Your goal
Output the records exactly as they appear, with no pictures included.

Input data

++++++++++++++++++++

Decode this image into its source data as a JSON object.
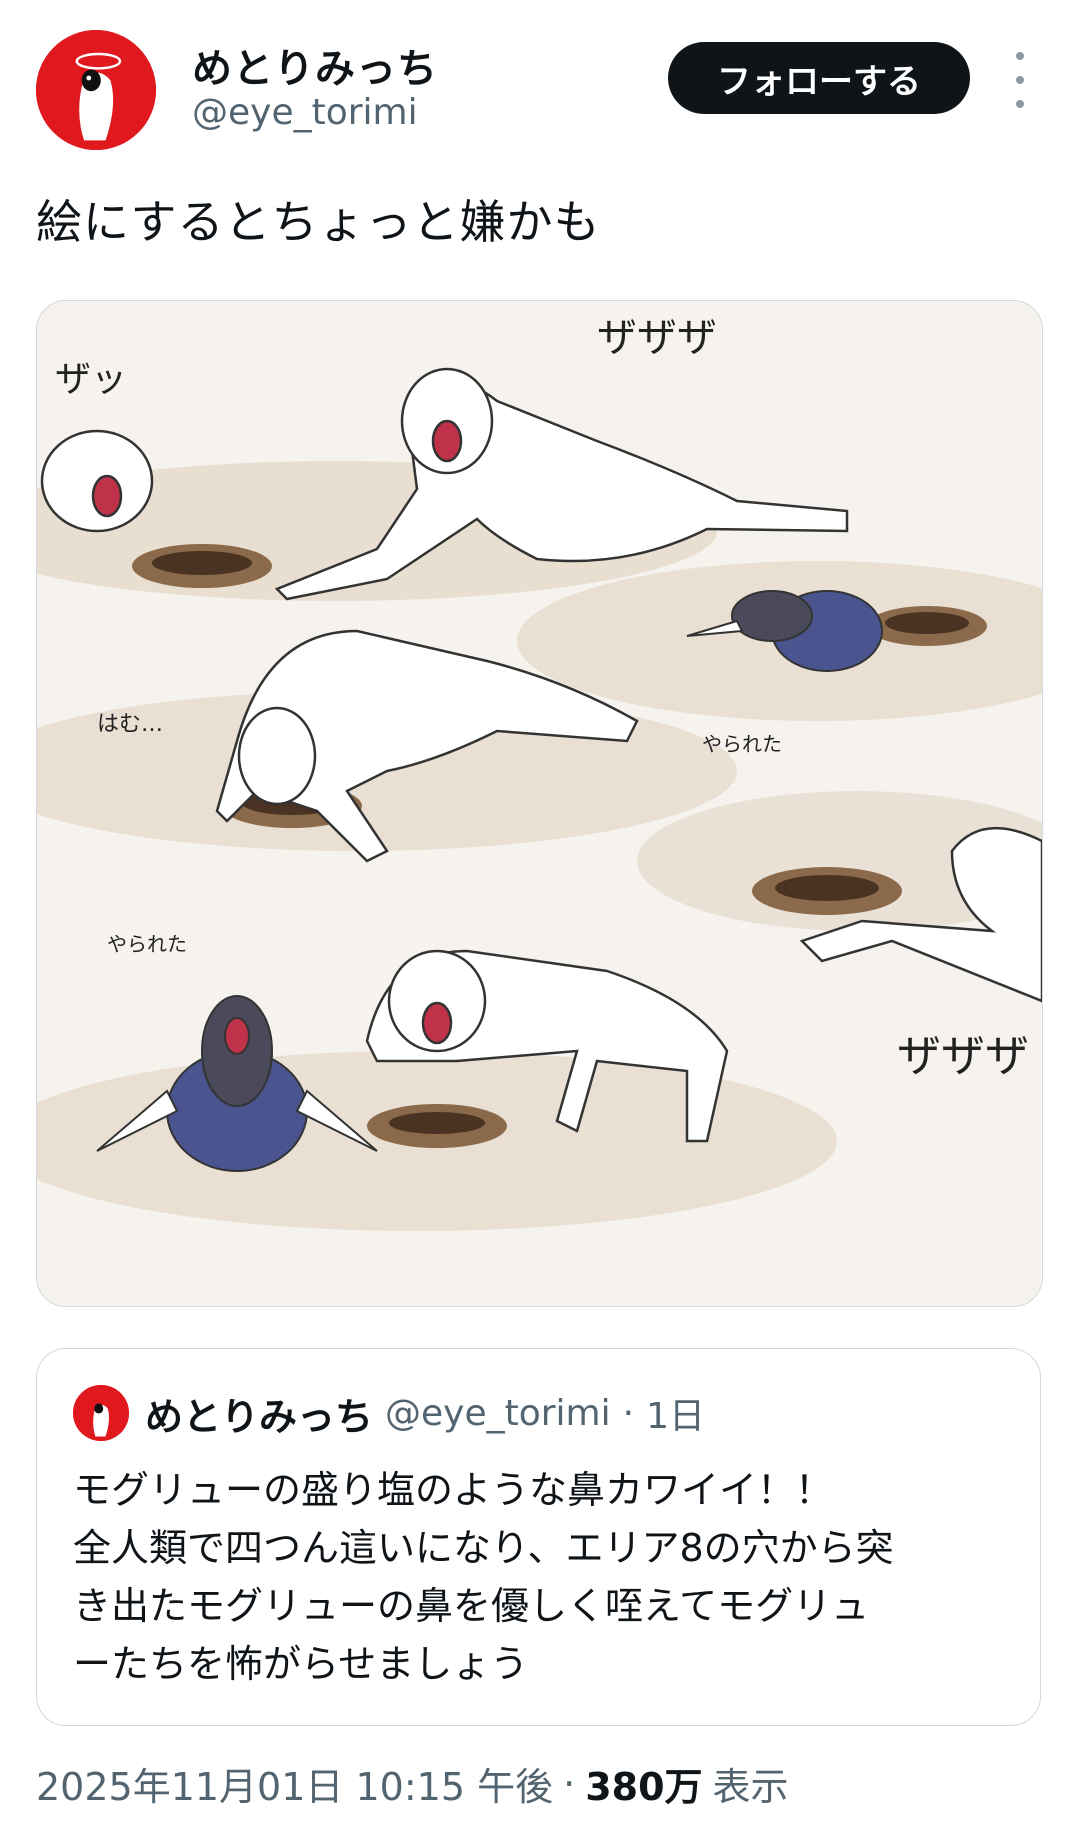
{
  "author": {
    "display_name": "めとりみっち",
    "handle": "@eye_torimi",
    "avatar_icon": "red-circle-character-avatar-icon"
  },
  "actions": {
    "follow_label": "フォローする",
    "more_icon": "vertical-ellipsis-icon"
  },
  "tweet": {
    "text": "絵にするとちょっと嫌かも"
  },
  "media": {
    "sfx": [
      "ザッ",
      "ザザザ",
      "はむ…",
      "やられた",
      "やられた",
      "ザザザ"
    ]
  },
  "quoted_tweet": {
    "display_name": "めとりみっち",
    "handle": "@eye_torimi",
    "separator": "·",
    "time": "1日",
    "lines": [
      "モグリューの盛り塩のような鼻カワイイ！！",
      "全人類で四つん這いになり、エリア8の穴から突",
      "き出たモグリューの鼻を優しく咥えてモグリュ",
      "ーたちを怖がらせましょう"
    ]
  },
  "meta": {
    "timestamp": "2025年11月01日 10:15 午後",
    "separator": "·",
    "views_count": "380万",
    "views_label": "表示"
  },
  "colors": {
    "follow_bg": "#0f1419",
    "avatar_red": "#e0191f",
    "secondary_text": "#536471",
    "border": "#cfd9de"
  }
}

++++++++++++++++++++

Result below
Decode this image into its source data as a JSON object.
{
  "author": {
    "display_name": "めとりみっち",
    "handle": "@eye_torimi",
    "avatar_icon": "red-circle-character-avatar-icon"
  },
  "actions": {
    "follow_label": "フォローする",
    "more_icon": "vertical-ellipsis-icon"
  },
  "tweet": {
    "text": "絵にするとちょっと嫌かも"
  },
  "media": {
    "sfx": [
      "ザッ",
      "ザザザ",
      "はむ…",
      "やられた",
      "やられた",
      "ザザザ"
    ]
  },
  "quoted_tweet": {
    "display_name": "めとりみっち",
    "handle": "@eye_torimi",
    "separator": "·",
    "time": "1日",
    "lines": [
      "モグリューの盛り塩のような鼻カワイイ！！",
      "全人類で四つん這いになり、エリア8の穴から突",
      "き出たモグリューの鼻を優しく咥えてモグリュ",
      "ーたちを怖がらせましょう"
    ]
  },
  "meta": {
    "timestamp": "2025年11月01日 10:15 午後",
    "separator": "·",
    "views_count": "380万",
    "views_label": "表示"
  },
  "colors": {
    "follow_bg": "#0f1419",
    "avatar_red": "#e0191f",
    "secondary_text": "#536471",
    "border": "#cfd9de"
  }
}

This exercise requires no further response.